Wednesday, February 6, 2008

IRA changes in 2008

Vanguard sent me a letter that nicely lays out the legislative changes to IRAs for 2008. Some of these are the result of the Pension Protection Act of 2006.

Direct non-Roth 401(k) to Roth IRA rollovers

Previously, you could roll over a non-Roth 401(k) to a traditional rollover IRA, and then convert the traditional rollover IRA into a Roth IRA. Now you can skip the step of having to roll over into the traditional rollover IRA, and roll over and convert at the same time. There are still tax consequences from converting the pre-tax non-Roth 401(k) into the post-tax Roth IRA. There are income limits of $100,000 as well. More details can be found in the IRS publication, Notice 2008-30.

Q-1. Can distributions from a qualified plan described in § 401(a) be rolled over
to a Roth IRA?

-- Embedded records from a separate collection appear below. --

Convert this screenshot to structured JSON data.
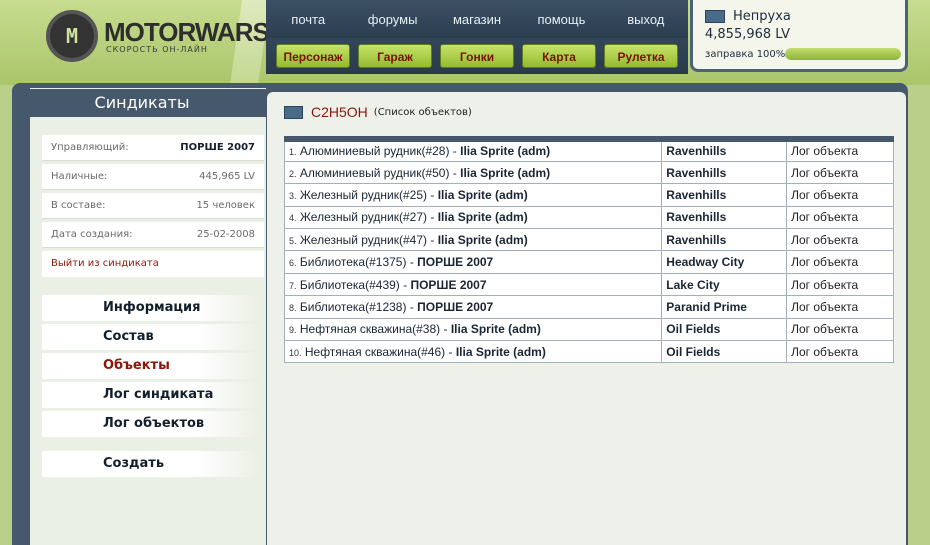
{
  "header": {
    "logo_title": "MOTORWARS.RU",
    "logo_sub": "СКОРОСТЬ ОН-ЛАЙН",
    "logo_mark": "M",
    "top_nav": [
      "почта",
      "форумы",
      "магазин",
      "помощь",
      "выход"
    ],
    "sub_nav": [
      "Персонаж",
      "Гараж",
      "Гонки",
      "Карта",
      "Рулетка"
    ]
  },
  "user": {
    "name": "Непруха",
    "money": "4,855,968 LV",
    "fuel_label": "заправка 100%",
    "fuel_percent": 100
  },
  "sidebar": {
    "title": "Синдикаты",
    "info": [
      {
        "label": "Управляющий:",
        "value": "ПОРШЕ 2007",
        "bold": true
      },
      {
        "label": "Наличные:",
        "value": "445,965 LV",
        "bold": false
      },
      {
        "label": "В составе:",
        "value": "15 человек",
        "bold": false
      },
      {
        "label": "Дата создания:",
        "value": "25-02-2008",
        "bold": false
      }
    ],
    "leave_link": "Выйти из синдиката",
    "menu": [
      "Информация",
      "Состав",
      "Объекты",
      "Лог синдиката",
      "Лог объектов"
    ],
    "create": "Создать"
  },
  "content": {
    "syndicate_name": "C2H5OH",
    "subtitle": "(Список объектов)",
    "rows": [
      {
        "num": "1.",
        "object": "Алюминиевый рудник(#28)",
        "owner": "Ilia Sprite (adm)",
        "city": "Ravenhills",
        "log": "Лог объекта"
      },
      {
        "num": "2.",
        "object": "Алюминиевый рудник(#50)",
        "owner": "Ilia Sprite (adm)",
        "city": "Ravenhills",
        "log": "Лог объекта"
      },
      {
        "num": "3.",
        "object": "Железный рудник(#25)",
        "owner": "Ilia Sprite (adm)",
        "city": "Ravenhills",
        "log": "Лог объекта"
      },
      {
        "num": "4.",
        "object": "Железный рудник(#27)",
        "owner": "Ilia Sprite (adm)",
        "city": "Ravenhills",
        "log": "Лог объекта"
      },
      {
        "num": "5.",
        "object": "Железный рудник(#47)",
        "owner": "Ilia Sprite (adm)",
        "city": "Ravenhills",
        "log": "Лог объекта"
      },
      {
        "num": "6.",
        "object": "Библиотека(#1375)",
        "owner": "ПОРШЕ 2007",
        "city": "Headway City",
        "log": "Лог объекта"
      },
      {
        "num": "7.",
        "object": "Библиотека(#439)",
        "owner": "ПОРШЕ 2007",
        "city": "Lake City",
        "log": "Лог объекта"
      },
      {
        "num": "8.",
        "object": "Библиотека(#1238)",
        "owner": "ПОРШЕ 2007",
        "city": "Paranid Prime",
        "log": "Лог объекта"
      },
      {
        "num": "9.",
        "object": "Нефтяная скважина(#38)",
        "owner": "Ilia Sprite (adm)",
        "city": "Oil Fields",
        "log": "Лог объекта"
      },
      {
        "num": "10.",
        "object": "Нефтяная скважина(#46)",
        "owner": "Ilia Sprite (adm)",
        "city": "Oil Fields",
        "log": "Лог объекта"
      }
    ]
  }
}
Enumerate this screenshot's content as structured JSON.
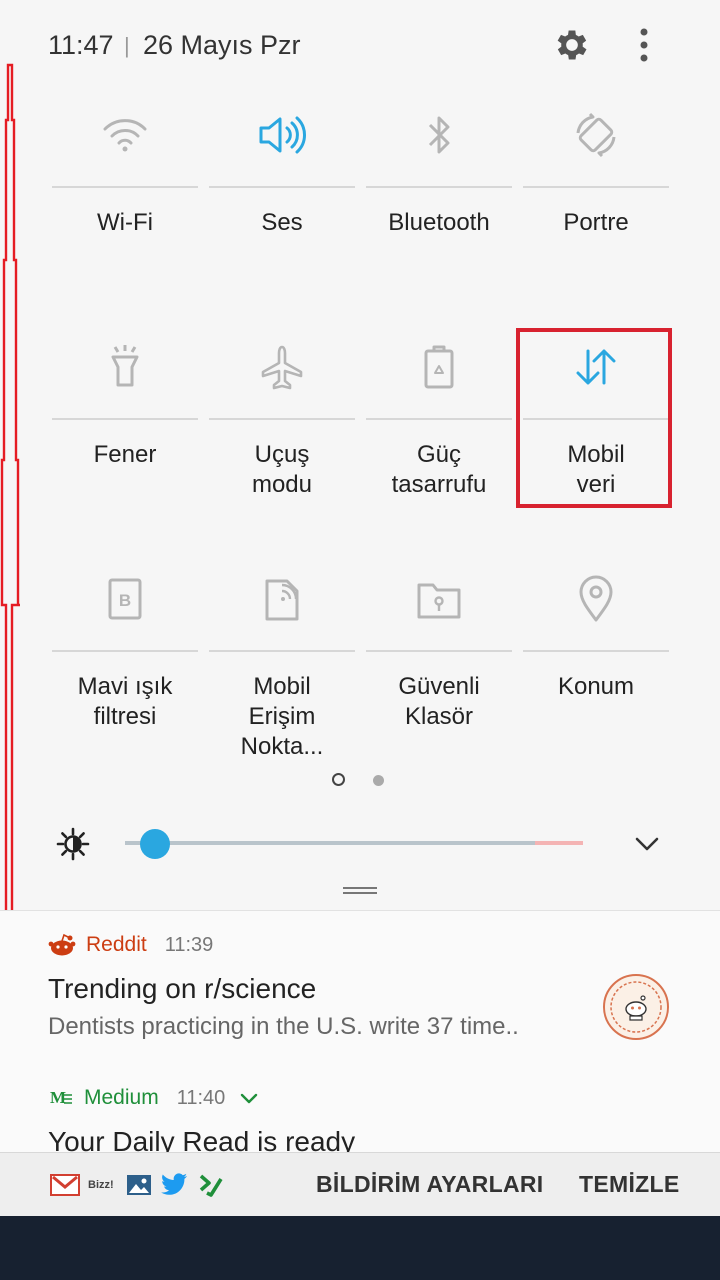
{
  "status": {
    "time": "11:47",
    "separator": "|",
    "date": "26 Mayıs Pzr"
  },
  "tiles": [
    {
      "label": "Wi-Fi",
      "icon": "wifi-icon",
      "active": false
    },
    {
      "label": "Ses",
      "icon": "speaker-icon",
      "active": true
    },
    {
      "label": "Bluetooth",
      "icon": "bluetooth-icon",
      "active": false
    },
    {
      "label": "Portre",
      "icon": "rotate-icon",
      "active": false
    },
    {
      "label": "Fener",
      "icon": "flashlight-icon",
      "active": false
    },
    {
      "label": "Uçuş\nmodu",
      "icon": "airplane-icon",
      "active": false
    },
    {
      "label": "Güç\ntasarrufu",
      "icon": "battery-saver-icon",
      "active": false
    },
    {
      "label": "Mobil\nveri",
      "icon": "mobile-data-icon",
      "active": true
    },
    {
      "label": "Mavi ışık\nfiltresi",
      "icon": "blue-light-filter-icon",
      "active": false
    },
    {
      "label": "Mobil\nErişim Nokta...",
      "icon": "hotspot-icon",
      "active": false
    },
    {
      "label": "Güvenli\nKlasör",
      "icon": "secure-folder-icon",
      "active": false
    },
    {
      "label": "Konum",
      "icon": "location-icon",
      "active": false
    }
  ],
  "page_indicator": {
    "current": 1,
    "total": 2
  },
  "brightness": {
    "level": 0.07
  },
  "colors": {
    "accent": "#2aa7e0",
    "highlight_border": "#d8222f",
    "reddit": "#cc3d12",
    "medium": "#1f8f3a"
  },
  "notifications": [
    {
      "app": "Reddit",
      "time": "11:39",
      "title": "Trending on r/science",
      "text": "Dentists practicing in the U.S. write 37 time.."
    },
    {
      "app": "Medium",
      "time": "11:40",
      "title": "Your Daily Read is ready"
    }
  ],
  "footer": {
    "bizz_label": "Bizz!",
    "settings_label": "BİLDİRİM AYARLARI",
    "clear_label": "TEMİZLE"
  }
}
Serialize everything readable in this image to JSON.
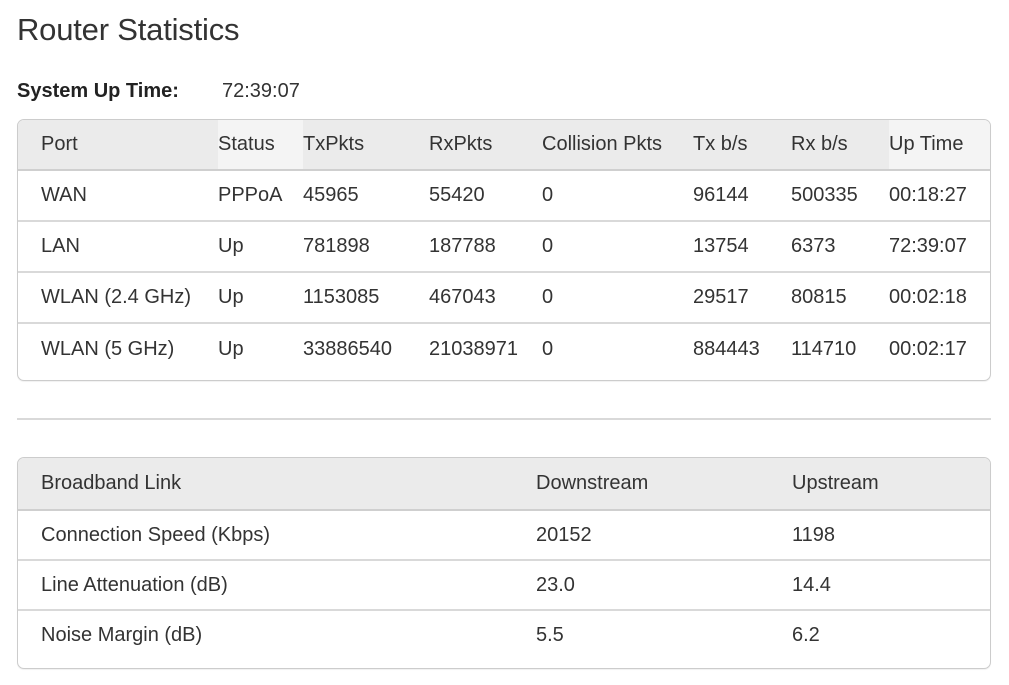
{
  "page": {
    "title": "Router Statistics"
  },
  "system": {
    "uptime_label": "System Up Time:",
    "uptime_value": "72:39:07"
  },
  "stats": {
    "headers": [
      "Port",
      "Status",
      "TxPkts",
      "RxPkts",
      "Collision Pkts",
      "Tx b/s",
      "Rx b/s",
      "Up Time"
    ],
    "rows": [
      [
        "WAN",
        "PPPoA",
        "45965",
        "55420",
        "0",
        "96144",
        "500335",
        "00:18:27"
      ],
      [
        "LAN",
        "Up",
        "781898",
        "187788",
        "0",
        "13754",
        "6373",
        "72:39:07"
      ],
      [
        "WLAN (2.4 GHz)",
        "Up",
        "1153085",
        "467043",
        "0",
        "29517",
        "80815",
        "00:02:18"
      ],
      [
        "WLAN (5 GHz)",
        "Up",
        "33886540",
        "21038971",
        "0",
        "884443",
        "114710",
        "00:02:17"
      ]
    ]
  },
  "broadband": {
    "headers": [
      "Broadband Link",
      "Downstream",
      "Upstream"
    ],
    "rows": [
      [
        "Connection Speed (Kbps)",
        "20152",
        "1198"
      ],
      [
        "Line Attenuation (dB)",
        "23.0",
        "14.4"
      ],
      [
        "Noise Margin (dB)",
        "5.5",
        "6.2"
      ]
    ]
  },
  "colors": {
    "header_bg": "#ebebeb",
    "header_alt_bg": "#f4f4f4",
    "border": "#cccccc",
    "row_divider": "#d9d9d9",
    "text": "#333333"
  }
}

A-1. Yes. The rollover can be made through a direct rollover from the plan to the
Roth IRA or an amount can be distributed from the plan and contributed (rolled over) to
the Roth IRA within 60 days. In either case, the amount rolled over must be an eligible
rollover distribution (as defined in § 402(c)(4)) and, pursuant to § 408A(d)(3)(A), there is
included in gross income any amount that would be includible if the distribution were not
rolled over. In addition, for taxable years beginning before January 1, 2010, an
individual can not make a qualified rollover contribution from an eligible retirement plan
other than a Roth IRA if, for the year the eligible rollover distribution is made, he or she
has modified adjusted gross income (“MAGI”) exceeding $100,000 or is married and
files a separate return.
I won't be doing this anytime in the future, for tax diversification purposes.

Starting in 2010, anyone can convert a traditional IRA (or 401(k)) into a Roth IRA

This year and in 2009, your MAGI, as described above, has to be $100,000 or less to do a traditional to Roth conversion. That limit goes away in 2010. I do plan on doing this in 2010. I feel my traditional, non-Roth 401(k) assets are enough to keep me tax diversified. I'll eventually write a post on how I'll be doing this, as I've been planning it since the laws changed in 2006.

Traditional and Roth IRA income limits increase

The income limits for full deductibility of a traditional IRA increases to $53,000 for single filers and $85,000 for joint filers. The income limits for full contributions to a Roth IRA increases to $101,000 for single filers and $159,000 for joint filers.